What you are asked to do: Your answer must match the entries below word for word.

Supplied entries:
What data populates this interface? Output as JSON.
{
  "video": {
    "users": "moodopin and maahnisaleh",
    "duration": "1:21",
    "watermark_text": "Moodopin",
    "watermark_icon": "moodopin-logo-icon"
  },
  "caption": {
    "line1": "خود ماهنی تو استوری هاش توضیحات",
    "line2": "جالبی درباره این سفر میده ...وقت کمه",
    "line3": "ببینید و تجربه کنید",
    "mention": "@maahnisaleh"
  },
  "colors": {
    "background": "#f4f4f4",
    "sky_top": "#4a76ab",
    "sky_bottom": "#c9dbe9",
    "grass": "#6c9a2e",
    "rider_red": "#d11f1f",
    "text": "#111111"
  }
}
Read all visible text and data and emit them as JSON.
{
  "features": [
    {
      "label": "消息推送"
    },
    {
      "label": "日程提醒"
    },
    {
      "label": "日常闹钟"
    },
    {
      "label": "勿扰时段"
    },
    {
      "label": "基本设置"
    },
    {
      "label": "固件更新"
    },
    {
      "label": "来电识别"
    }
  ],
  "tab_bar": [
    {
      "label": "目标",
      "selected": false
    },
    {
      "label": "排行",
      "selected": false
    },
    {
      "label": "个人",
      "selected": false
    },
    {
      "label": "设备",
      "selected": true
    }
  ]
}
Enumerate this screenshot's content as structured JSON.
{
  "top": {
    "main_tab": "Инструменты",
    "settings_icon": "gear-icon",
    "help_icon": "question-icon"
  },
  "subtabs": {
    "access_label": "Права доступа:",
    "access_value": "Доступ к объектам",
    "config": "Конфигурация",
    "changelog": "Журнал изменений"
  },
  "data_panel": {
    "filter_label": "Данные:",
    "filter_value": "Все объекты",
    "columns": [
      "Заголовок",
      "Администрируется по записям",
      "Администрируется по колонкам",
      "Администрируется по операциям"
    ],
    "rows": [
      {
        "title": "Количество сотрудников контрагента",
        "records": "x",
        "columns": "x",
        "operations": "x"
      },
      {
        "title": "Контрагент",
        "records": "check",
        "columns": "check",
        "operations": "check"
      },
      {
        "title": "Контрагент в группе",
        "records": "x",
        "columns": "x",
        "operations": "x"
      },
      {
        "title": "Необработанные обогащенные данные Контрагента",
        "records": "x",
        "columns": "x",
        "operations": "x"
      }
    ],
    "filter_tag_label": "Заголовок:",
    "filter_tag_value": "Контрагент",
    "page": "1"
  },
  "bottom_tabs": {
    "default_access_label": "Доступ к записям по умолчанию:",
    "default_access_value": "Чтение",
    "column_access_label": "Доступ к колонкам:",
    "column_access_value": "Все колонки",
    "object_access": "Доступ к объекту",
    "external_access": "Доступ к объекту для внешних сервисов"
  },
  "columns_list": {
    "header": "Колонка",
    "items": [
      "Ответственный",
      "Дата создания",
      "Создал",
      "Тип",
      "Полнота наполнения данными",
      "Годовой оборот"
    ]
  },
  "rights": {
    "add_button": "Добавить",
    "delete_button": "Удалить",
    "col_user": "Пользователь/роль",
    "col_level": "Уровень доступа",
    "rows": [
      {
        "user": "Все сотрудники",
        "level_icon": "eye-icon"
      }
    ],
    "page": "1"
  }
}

Answer box:
What data populates this interface? Output as JSON.
{
  "video": {
    "users": "moodopin and maahnisaleh",
    "duration": "1:21",
    "watermark_text": "Moodopin",
    "watermark_icon": "moodopin-logo-icon"
  },
  "caption": {
    "line1": "خود ماهنی تو استوری هاش توضیحات",
    "line2": "جالبی درباره این سفر میده ...وقت کمه",
    "line3": "ببینید و تجربه کنید",
    "mention": "@maahnisaleh"
  },
  "colors": {
    "background": "#f4f4f4",
    "sky_top": "#4a76ab",
    "sky_bottom": "#c9dbe9",
    "grass": "#6c9a2e",
    "rider_red": "#d11f1f",
    "text": "#111111"
  }
}
Read all visible text and data and emit them as JSON.
{
  "features": [
    {
      "label": "消息推送"
    },
    {
      "label": "日程提醒"
    },
    {
      "label": "日常闹钟"
    },
    {
      "label": "勿扰时段"
    },
    {
      "label": "基本设置"
    },
    {
      "label": "固件更新"
    },
    {
      "label": "来电识别"
    }
  ],
  "tab_bar": [
    {
      "label": "目标",
      "selected": false
    },
    {
      "label": "排行",
      "selected": false
    },
    {
      "label": "个人",
      "selected": false
    },
    {
      "label": "设备",
      "selected": true
    }
  ]
}
Enumerate this screenshot's content as structured JSON.
{
  "top": {
    "main_tab": "Инструменты",
    "settings_icon": "gear-icon",
    "help_icon": "question-icon"
  },
  "subtabs": {
    "access_label": "Права доступа:",
    "access_value": "Доступ к объектам",
    "config": "Конфигурация",
    "changelog": "Журнал изменений"
  },
  "data_panel": {
    "filter_label": "Данные:",
    "filter_value": "Все объекты",
    "columns": [
      "Заголовок",
      "Администрируется по записям",
      "Администрируется по колонкам",
      "Администрируется по операциям"
    ],
    "rows": [
      {
        "title": "Количество сотрудников контрагента",
        "records": "x",
        "columns": "x",
        "operations": "x"
      },
      {
        "title": "Контрагент",
        "records": "check",
        "columns": "check",
        "operations": "check"
      },
      {
        "title": "Контрагент в группе",
        "records": "x",
        "columns": "x",
        "operations": "x"
      },
      {
        "title": "Необработанные обогащенные данные Контрагента",
        "records": "x",
        "columns": "x",
        "operations": "x"
      }
    ],
    "filter_tag_label": "Заголовок:",
    "filter_tag_value": "Контрагент",
    "page": "1"
  },
  "bottom_tabs": {
    "default_access_label": "Доступ к записям по умолчанию:",
    "default_access_value": "Чтение",
    "column_access_label": "Доступ к колонкам:",
    "column_access_value": "Все колонки",
    "object_access": "Доступ к объекту",
    "external_access": "Доступ к объекту для внешних сервисов"
  },
  "columns_list": {
    "header": "Колонка",
    "items": [
      "Ответственный",
      "Дата создания",
      "Создал",
      "Тип",
      "Полнота наполнения данными",
      "Годовой оборот"
    ]
  },
  "rights": {
    "add_button": "Добавить",
    "delete_button": "Удалить",
    "col_user": "Пользователь/роль",
    "col_level": "Уровень доступа",
    "rows": [
      {
        "user": "Все сотрудники",
        "level_icon": "eye-icon"
      }
    ],
    "page": "1"
  }
}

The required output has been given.